To create a micropayments infrastructure, we need to build on what already exists. Mobile operators in India have created an amazing network of points of presence where one can buy airtime. They know how to handle cash that users pay. (Cash remains the preferred payment mechanism given the low penetration of credit, debit and cash cards in India.)
Today, mobile operators cannot use the cash balance that is there with them for purposes other than voice and data services. Besides, the high incidence of taxes (10% service tax and 15% spectrum and allied charges, for a total of about 23% on what the end users pay) makes it difficult to use the cash balance for real world transactions.
Suppose, we were to change this and allow the cash balance that operators have to be used for third-party non-voice services for a fee of say 10%. Credit card companies charge merchants about 2.5-3% for transactions. Operators could play a similar role for small transactions (say, under Rs 250 or Rs 500).
This would be a game-changer in India. Application and service providers could now create services and leverage the cash balance that users have for collecting their payments. Consumers already know how to refill their accounts with cash given the ubiquity of the mobile prepaid infrastructure.
If we can even imagine India’s top 20% (10 crore) mobile users spending Rs 50 a month on new services, it creates a new annual market of Rs 6,000 crore ($1.3+ billion).

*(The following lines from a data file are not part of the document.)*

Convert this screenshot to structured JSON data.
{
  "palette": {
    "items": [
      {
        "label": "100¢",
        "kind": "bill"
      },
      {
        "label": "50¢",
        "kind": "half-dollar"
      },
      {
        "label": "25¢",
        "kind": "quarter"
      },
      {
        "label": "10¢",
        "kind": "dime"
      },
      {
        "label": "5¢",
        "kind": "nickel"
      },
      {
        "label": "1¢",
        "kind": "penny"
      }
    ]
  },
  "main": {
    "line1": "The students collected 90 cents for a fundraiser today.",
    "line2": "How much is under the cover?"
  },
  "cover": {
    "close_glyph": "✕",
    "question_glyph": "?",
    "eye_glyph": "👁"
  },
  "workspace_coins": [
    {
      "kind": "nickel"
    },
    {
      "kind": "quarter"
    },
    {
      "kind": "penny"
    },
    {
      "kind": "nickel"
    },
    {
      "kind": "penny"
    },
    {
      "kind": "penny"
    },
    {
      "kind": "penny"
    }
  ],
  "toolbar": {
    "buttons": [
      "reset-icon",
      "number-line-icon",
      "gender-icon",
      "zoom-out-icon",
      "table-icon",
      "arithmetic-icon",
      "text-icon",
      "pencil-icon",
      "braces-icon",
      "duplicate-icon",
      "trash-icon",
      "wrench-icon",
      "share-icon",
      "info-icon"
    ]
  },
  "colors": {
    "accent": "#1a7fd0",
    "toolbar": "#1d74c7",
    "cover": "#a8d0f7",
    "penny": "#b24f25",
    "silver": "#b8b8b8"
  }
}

More importantly, it will create interest in computers, software and the Internet amongst the youth, and out of that we could see the emergence of India’s Tencents and Googles. A decade ago, many in India were fired up with the potential of the Internet only to be disappointed by the market. This time around, the potential of the market can delight many in India.